In the event that he is ratified by Parliament, what will be his policy vis-à-vis these gangs, gang leaders and armed groups who openly challenge the public authorities and the police? The resurgence of acts of banditry, attempts to kidnap diplomats and foreign and local killings recorded across the country in recent months marks a turning point in the insecurity in Haiti? Faced with this incredible situation, the pluralist opposition, the human rights organizations, the religious sector and even the Office of the United Nations High Commissioner call on the authorities to act accordingly in order to put an end to what is already tragic for the population of some popular neighborhoods in the country and Port-au-Prince in particular.

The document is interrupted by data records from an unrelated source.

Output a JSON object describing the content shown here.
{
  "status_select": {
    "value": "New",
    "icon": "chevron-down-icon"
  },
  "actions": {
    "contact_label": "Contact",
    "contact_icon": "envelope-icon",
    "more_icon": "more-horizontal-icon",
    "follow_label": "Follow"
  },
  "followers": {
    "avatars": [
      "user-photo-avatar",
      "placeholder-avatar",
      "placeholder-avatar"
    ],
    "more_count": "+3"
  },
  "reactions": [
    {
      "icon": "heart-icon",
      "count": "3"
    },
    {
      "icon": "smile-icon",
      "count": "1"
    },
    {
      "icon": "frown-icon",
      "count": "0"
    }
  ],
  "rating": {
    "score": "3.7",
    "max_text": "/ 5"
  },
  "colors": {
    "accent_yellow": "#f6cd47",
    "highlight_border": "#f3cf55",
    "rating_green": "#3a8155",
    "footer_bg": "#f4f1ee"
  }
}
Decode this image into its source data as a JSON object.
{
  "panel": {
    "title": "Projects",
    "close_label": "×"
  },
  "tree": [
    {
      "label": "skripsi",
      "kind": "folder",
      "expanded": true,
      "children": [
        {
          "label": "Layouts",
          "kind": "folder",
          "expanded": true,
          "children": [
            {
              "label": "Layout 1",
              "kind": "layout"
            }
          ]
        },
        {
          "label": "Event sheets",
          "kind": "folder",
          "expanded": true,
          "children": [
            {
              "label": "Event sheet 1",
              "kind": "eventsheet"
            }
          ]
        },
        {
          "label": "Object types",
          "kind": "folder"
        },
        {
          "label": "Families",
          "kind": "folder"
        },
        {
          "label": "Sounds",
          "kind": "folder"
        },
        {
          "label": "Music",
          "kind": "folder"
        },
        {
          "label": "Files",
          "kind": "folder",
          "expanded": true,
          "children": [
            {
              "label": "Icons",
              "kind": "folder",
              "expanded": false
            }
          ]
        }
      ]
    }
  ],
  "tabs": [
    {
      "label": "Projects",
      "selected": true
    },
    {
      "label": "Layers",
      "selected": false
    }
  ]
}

The slums of Cité de Dieu, Tokyo, Wharf Jérémie, and, of course, La Saline have become open-air cemeteries as these neighborhood’s inhabitants live hell every day. Everyone remembers the hitherto unexplained and suspicious massacre of La Saline. The country is still waiting for an answer from justice on this curious massacre that the Democratic and Popular Sector qualifies as a State massacre.
Finally, the armed groups’ show of force witnessed on Apr. 16 not far from the Parliament as the Prime Minister was giving his papers, is this the passage to another stage of insecurity in Port-au-Prince and in the Bicentennial neighborhood in particular? Queries to which the appointed Prime Minister should soon provide answers if he wants to win the trust of his fellow citizens. But some observers have serious doubts about the means available to the Prime Minister even in terms of strategy to end Haiti’s insecurity. Although to become definitive head of government, he will not skimp on announcements and glowing promises to seduce Senators and deputies to obtain the keys to the Villa d’Accueil as a tenant by right.
In any case, following his statement and his term “guerrilla warfare” that the gangs are fighting against the national police of which he is the President of the Superior Council, President Jovenel Moïse has maintained a heavy silence. For a few months now, it has been embarrassing to see the incredible actions of gangs operating openly with the knowledge of political and police authorities. According to what he announced on Twitter, Jovenel Moïses said he instructed Haiti’s various security officials to disable the armed gangs that terrorize the population and threaten peace and public safety, without saying what measures the public authorities intend to use.
The future prime minister, whether his name is Jean-Michel Lapin or Pierre, Paul, or Jacques, will have his work cut out for him. For, the gangs, noting the bankruptcy of the state, have simply decided to turn the country into a haven for gunmen.